When 172 million gallons of oil spilled into the Gulf of Mexico in 2010, one of the environmental experts put this out. Greenpeace was appalled, but the principle stands.
The reverse is true too. And it can help us understand “the more you have, the less you care.”
When people struggle to stay alive, not much else matters. They’re focused, resourceful and yes, generous. People have great empathy for others facing the same circumstances and they’ll do just about anything to help. But as we climb out of poverty and move beyond survival, we start to think more about ourselves. And that’s the beginning of selfishness.
So why is it true that “the more you have, the less you care” ?
1. Dilution – We can only focus on a few things at a time. As we start to accumulate “stuff”, it takes our attention, energy, and money. We have wives, kids, pets, houses, cars, toys, hobbies and friends. There’s so little bandwidth left, we can hardly remember to pray for the poor, much less do anything to help.
2. Distance – “Orphan” is just a word until you hold one. We see images and use our imaginations, but unless we go to developing countries and experience things personally, we are rarely convicted to act beyond stroking a check. Since most of the poverty and pain in the world is somewhere else, “Out of sight, out of mind” holds true.
3. Deception – We are deceived into thinking we can’t make a difference. We’re deceived into thinking someone else will do it. And we’re deceived into thinking it is Divine Providence. ‘The poor will always be with you’, right? So we’re off the hook?
Here’s a sobering thought.
All the resources needed to feed, clothe, shelter and heal the world’s population are in the world right now.
On a “macro” level, we can believe that, but what can we do about it?
We can do something on a “micro” level. We can pick a child, pick a ministry, pick a country. We can connect, consider, and then commit.
Our family is considering committing to a church orphan home in Indonesia through Warm Blankets Orphan Care. (www.warmblankets.org). It’s an awesome opportunity to make a long-term difference in the lives of 5 widows and the 25 orphans they’re raising.
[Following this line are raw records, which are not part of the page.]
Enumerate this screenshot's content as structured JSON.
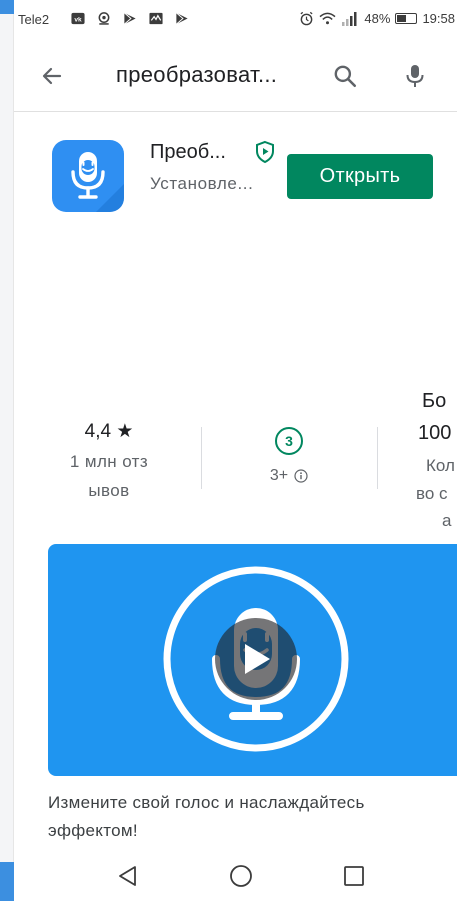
{
  "status_bar": {
    "carrier": "Tele2",
    "battery_level": 0.48,
    "battery_text": "48%",
    "time": "19:58",
    "icons": [
      "vk-icon",
      "link-icon",
      "play-store-icon",
      "activity-icon",
      "play-store-icon",
      "alarm-icon",
      "wifi-icon",
      "signal-icon",
      "battery-icon"
    ]
  },
  "search": {
    "query": "преобразоват...",
    "icons": [
      "arrow-back-icon",
      "search-icon",
      "mic-icon"
    ]
  },
  "app": {
    "title": "Преоб...",
    "status": "Установле...",
    "open_label": "Открыть",
    "colors": {
      "icon_bg": "#2f8ff2",
      "button_bg": "#01875f",
      "verified": "#01875f"
    }
  },
  "stats": {
    "rating_value": "4,4",
    "rating_star": "★",
    "rating_count_line1": "1 млн отз",
    "rating_count_line2": "ывов",
    "age_badge": "3",
    "age_label": "3+",
    "cut_line1": "Бо",
    "cut_line2": "100",
    "cut_line3": "Кол",
    "cut_line4": "во с",
    "cut_line5": "а"
  },
  "promo": {
    "description": "Измените свой голос и наслаждайтесь эффектом!",
    "bg_color": "#1f95f0"
  },
  "navbar": {
    "icons": [
      "nav-back-icon",
      "nav-home-icon",
      "nav-recents-icon"
    ]
  }
}
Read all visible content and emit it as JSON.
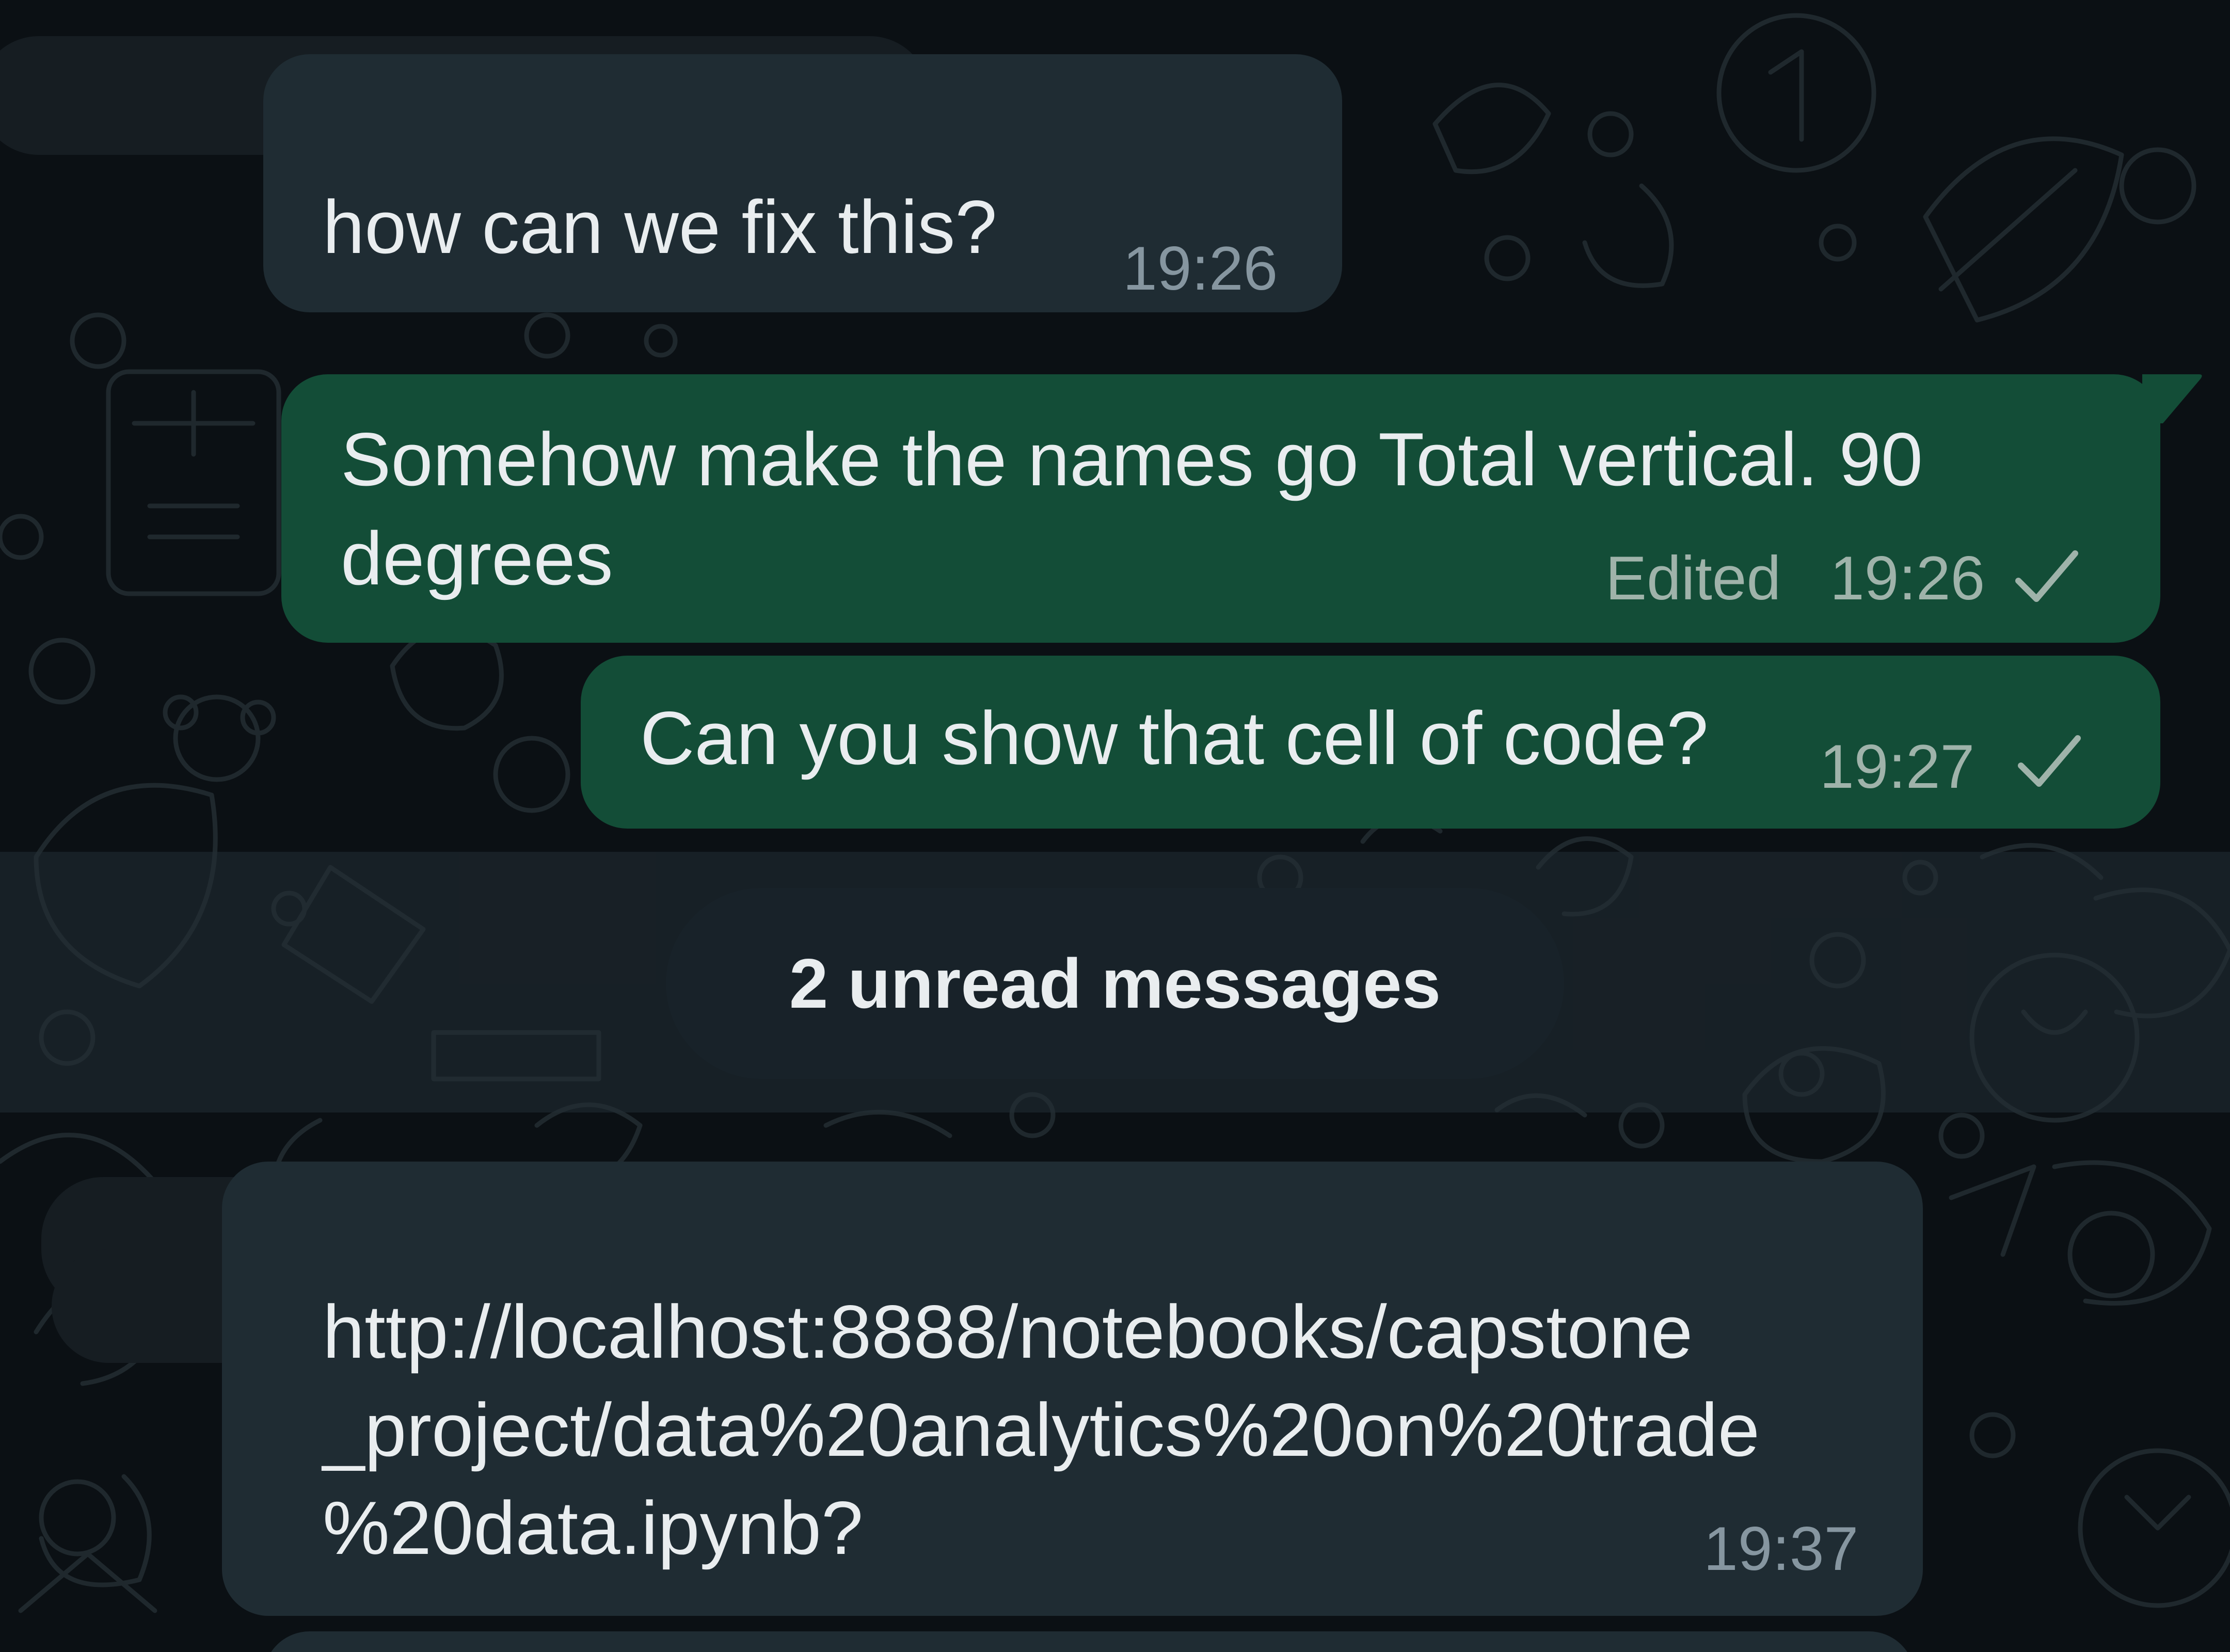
{
  "messages": [
    {
      "direction": "incoming",
      "text": "how can we fix this?",
      "time": "19:26"
    },
    {
      "direction": "outgoing",
      "text_line1": "Somehow make the names go Total vertical. 90",
      "text_line2": "degrees",
      "edited_label": "Edited",
      "time": "19:26",
      "status_icon": "single-check-icon"
    },
    {
      "direction": "outgoing",
      "text": "Can you show that cell of code?",
      "time": "19:27",
      "status_icon": "single-check-icon"
    },
    {
      "direction": "incoming",
      "text_line1": "http://localhost:8888/notebooks/capstone",
      "text_line2": "_project/data%20analytics%20on%20trade",
      "text_line3": "%20data.ipynb?",
      "time": "19:37"
    }
  ],
  "unread_divider": {
    "label": "2 unread messages"
  },
  "colors": {
    "background": "#0b1014",
    "incoming_bubble": "#1f2c33",
    "outgoing_bubble": "#134d37",
    "text": "#e9edef",
    "meta_text": "#8696a0"
  }
}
But it’s also an opportunity for us, our kids and our grandkids to put a ‘stake in the ground’ and say “we’re in”; ”we’re going to do for a few what we wish we could do for a bunch.” And if we do this, we’re not going to just write a check and move on; we’re going to get connected and stay committed for the long term.
I read that you can’t change culture, you can only create more of it. We can’t change our culture back to that of the first century church. But maybe we can re-create a little bit of it.
Question: What will you do? If you’d like to comment, you can do so here.